Electric-car makers and solar manufacturers have long known they share the same potential customers -- highly educated and affluent people who are fascinated by technology and care about the environment and energy independence.
SunPower (SPWRA), Silicon Valley's largest solar manufacturer, and Ford on Wednesday announced a partnership that is a first for the auto and solar industries. Buyers of a Ford Focus Electric, which will hit the California market later this year, will be offered a deeply discounted rooftop solar system from SunPower.
The program is designed
SunPower will offer a 2.5-kilowatt rooftop system, which should provide enough electricity to fuel an electric car that travels about 1,000 miles per month, for less than $10,000, after the federal tax credit. Typically, SunPower charges at least $18,000 for a system of that size.
"This is a great opportunity to take solar mainstream," said SunPower CEO Tom Werner. "We're thrilled to provide electric car owners with a clean source of fuel."
The 2.5 kilowatt system, which should produce about 3,000 kilowatt hours of electricity annually, is enough to power the car, and SunPower hopes customers will
"This is a win-win for the electric grid," said Mike Tinskey, Ford director of Global Vehicle Electrification and Infrastructure, at a press conference at SunPower's Richmond facility, which once housed the largest Ford plant West of the Mississippi. "
The solar panels won't be powering the cars directly: Solar power is produced when the sun is shining, while most EV owners are expected to charge their cars overnight. So in most cases, the solar power will be fed into the electrical grid to offset the cost of the electricity used to charge the car.
Tinskey said that Ford's market research and focus groups showed keen interest in renewable energy from potential buyers of its electric car.
"A lot of people said 'I really like your vehicle, is there any option to power it with renewable energy?'" he said.
One criticism of electric vehicles is that they don't always reduce emissions because more than half of the electricity in the United States is generated by coal-fired power plants. But many early adopters of electric vehicles have taken steps to make their driving experience as clean as possible.

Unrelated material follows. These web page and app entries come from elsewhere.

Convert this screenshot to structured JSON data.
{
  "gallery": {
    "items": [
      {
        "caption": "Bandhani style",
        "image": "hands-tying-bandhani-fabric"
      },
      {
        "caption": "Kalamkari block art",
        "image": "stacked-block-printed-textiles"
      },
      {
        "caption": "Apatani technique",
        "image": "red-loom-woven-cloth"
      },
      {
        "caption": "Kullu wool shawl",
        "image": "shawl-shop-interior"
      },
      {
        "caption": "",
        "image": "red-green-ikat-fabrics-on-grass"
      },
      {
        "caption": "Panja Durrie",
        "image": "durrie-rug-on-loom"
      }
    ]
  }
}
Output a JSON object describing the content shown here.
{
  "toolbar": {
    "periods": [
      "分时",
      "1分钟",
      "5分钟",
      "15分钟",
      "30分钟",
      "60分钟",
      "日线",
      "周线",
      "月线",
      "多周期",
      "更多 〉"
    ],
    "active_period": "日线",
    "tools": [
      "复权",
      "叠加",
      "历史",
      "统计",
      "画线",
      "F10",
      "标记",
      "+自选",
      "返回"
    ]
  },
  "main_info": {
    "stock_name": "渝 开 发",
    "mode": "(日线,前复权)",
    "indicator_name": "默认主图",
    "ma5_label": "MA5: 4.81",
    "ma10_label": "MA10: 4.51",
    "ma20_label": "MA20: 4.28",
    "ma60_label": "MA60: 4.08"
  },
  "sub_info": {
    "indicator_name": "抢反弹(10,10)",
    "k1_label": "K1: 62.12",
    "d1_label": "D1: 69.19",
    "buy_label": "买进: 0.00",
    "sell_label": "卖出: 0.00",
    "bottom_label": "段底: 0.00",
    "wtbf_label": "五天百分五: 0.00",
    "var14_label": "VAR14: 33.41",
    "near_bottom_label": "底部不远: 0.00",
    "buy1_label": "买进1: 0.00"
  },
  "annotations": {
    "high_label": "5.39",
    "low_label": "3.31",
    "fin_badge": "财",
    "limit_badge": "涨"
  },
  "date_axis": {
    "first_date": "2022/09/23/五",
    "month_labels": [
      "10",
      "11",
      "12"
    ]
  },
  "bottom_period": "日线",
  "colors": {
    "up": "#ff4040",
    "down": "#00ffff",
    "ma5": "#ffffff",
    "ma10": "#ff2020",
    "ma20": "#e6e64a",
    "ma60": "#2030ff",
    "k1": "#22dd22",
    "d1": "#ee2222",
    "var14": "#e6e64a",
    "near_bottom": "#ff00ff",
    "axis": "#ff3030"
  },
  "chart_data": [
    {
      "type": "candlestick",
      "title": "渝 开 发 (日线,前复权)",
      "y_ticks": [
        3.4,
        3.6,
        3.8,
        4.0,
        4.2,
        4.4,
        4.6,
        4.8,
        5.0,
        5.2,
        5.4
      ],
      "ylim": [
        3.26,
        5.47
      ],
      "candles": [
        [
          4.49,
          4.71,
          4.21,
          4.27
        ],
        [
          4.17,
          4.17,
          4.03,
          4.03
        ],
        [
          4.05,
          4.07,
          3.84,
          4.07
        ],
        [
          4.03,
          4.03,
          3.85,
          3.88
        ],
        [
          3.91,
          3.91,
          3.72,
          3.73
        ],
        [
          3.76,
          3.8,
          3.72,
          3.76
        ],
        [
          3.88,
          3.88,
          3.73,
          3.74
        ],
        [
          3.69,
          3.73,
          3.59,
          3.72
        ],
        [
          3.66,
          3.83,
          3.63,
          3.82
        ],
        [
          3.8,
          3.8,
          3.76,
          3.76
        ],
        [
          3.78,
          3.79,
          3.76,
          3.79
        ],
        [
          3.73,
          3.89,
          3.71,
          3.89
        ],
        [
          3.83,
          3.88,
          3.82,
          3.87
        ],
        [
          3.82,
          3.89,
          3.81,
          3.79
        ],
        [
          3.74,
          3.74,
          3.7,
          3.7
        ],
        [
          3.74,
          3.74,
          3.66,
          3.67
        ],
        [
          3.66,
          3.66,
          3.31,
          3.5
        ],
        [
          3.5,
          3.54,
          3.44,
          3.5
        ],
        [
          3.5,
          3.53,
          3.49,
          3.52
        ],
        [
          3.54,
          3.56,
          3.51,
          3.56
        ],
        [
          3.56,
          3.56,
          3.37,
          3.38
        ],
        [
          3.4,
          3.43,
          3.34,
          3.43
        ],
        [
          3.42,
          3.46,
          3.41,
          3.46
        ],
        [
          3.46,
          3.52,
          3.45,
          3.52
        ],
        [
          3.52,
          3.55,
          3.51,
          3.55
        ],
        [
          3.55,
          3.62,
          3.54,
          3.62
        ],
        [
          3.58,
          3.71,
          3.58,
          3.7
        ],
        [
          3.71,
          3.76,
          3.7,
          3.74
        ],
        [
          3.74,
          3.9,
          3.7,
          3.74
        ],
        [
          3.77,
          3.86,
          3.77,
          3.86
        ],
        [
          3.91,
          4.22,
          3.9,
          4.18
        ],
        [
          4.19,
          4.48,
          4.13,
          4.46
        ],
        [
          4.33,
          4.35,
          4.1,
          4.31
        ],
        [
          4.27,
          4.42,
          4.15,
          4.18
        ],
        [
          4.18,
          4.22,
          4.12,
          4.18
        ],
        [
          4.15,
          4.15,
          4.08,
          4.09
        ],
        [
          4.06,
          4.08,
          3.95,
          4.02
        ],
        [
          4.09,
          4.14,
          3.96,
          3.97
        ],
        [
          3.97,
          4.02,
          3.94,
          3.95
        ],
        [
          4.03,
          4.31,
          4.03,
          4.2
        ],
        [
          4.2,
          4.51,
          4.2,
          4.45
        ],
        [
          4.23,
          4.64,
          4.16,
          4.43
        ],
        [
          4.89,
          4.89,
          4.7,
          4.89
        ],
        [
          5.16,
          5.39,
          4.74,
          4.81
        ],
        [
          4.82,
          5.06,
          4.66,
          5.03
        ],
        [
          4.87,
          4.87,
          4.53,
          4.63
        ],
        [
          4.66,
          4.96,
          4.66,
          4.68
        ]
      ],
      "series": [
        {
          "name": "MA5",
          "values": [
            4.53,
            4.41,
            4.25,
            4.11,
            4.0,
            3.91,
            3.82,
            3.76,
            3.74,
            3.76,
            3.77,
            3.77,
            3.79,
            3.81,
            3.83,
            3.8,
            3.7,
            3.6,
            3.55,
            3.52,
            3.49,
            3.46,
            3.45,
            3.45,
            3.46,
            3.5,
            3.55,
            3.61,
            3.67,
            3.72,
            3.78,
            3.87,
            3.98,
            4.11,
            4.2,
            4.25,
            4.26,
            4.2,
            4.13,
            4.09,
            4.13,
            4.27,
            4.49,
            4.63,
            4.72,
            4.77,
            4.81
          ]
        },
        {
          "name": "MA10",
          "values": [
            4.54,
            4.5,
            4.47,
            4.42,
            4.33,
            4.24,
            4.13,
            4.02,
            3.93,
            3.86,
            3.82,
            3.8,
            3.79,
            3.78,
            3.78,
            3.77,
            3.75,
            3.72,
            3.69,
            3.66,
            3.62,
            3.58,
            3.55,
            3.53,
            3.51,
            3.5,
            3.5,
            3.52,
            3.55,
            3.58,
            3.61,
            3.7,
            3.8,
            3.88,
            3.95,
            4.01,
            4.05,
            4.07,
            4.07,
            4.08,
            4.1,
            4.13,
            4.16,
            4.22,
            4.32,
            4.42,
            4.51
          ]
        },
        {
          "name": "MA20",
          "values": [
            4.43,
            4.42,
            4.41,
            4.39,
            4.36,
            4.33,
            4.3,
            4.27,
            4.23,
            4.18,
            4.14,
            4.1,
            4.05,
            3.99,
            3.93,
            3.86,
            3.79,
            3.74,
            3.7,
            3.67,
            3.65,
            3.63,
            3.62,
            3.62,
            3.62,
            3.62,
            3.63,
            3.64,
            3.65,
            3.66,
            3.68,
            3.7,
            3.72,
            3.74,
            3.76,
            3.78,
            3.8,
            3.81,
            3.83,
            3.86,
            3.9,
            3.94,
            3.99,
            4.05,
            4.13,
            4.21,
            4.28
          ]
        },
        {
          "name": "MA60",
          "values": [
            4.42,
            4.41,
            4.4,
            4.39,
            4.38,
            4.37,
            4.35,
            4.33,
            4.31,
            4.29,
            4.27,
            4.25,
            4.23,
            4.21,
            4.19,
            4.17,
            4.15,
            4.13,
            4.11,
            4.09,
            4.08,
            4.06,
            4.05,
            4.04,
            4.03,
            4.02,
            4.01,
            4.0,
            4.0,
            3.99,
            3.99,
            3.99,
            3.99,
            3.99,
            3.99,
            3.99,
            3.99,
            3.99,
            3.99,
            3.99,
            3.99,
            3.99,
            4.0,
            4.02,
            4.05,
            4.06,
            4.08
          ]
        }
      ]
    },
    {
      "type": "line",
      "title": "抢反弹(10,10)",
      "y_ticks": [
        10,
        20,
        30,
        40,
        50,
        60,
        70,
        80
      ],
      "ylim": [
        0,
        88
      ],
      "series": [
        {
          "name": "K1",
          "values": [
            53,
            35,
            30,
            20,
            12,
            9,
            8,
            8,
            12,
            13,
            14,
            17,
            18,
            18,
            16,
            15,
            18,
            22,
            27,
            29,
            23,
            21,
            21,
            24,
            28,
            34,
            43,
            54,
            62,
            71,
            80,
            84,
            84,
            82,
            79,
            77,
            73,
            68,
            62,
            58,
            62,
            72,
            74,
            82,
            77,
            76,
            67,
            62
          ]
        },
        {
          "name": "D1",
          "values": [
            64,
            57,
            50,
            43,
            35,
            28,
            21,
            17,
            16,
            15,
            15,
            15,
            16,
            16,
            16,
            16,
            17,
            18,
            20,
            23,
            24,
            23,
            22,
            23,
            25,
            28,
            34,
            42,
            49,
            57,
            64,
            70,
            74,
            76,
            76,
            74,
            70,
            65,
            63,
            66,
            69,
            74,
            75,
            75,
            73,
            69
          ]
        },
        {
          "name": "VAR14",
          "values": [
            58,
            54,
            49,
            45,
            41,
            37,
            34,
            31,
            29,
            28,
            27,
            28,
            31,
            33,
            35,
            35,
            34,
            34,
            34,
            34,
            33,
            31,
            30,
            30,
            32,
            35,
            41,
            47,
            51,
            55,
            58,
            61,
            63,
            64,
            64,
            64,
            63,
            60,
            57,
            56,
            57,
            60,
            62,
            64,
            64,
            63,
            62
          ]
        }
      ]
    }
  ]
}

Carl Quinn, who drives an orange Tesla Roadster, installed solar panels on the roof of his San Jose home in 2008 while he was waiting the all-electric Roadster to arrive.
Quinn said his car and his roof panels have raised his profile as a promoter of clean energy.
"The solar panels sit on the house and they work and I don't really think about them," said Quinn. "But my Roadster is a moving advertisement, and when I'm getting in or out of the car people always stop me. One of the first questions they ask is 'Aren't you burning more coal?' and I say 'No, I'm using solar panels.'"
Solar panels and electric vehicles have long been paired by the early adopters who can afford them. Chelsea Sexton, an electric-vehicle marketing expert who worked on GM's EV1 in the 1990s, says that roughly half of the EV drivers from that generation eventually purchased solar panels.
"Typically, the car came first, and then people became more interested in and aware of how their power was made," Sexton said. "Electric vehicles also drastically shorten the payback period of solar panels. So while EVs and solar each stands on its own merits, they make even more sense together."
More than one-third of buyers of the all-electric Nissan Leaf have solar panels on their houses, and Nissan says that another 25 percent of Leaf owners plan to install solar panels within the next five years.
Last month, SolarCity announced a partnership with manufacturer ClipperCreek to provide electric vehicle chargers at SolarCity's 24 offices nationwide.
The 2012 Ford Focus Electric, a sedan that seats five, runs exclusively on electricity. It is expected to have a range of at least 80 miles per charge. Ford will announce the price of the car later this summer, and says it will begin selling it in California later this year.
Contact Dana Hull at 408-920-2706. Follow her on Twitter at Twitter.com/danahull.
Source: Staff reporting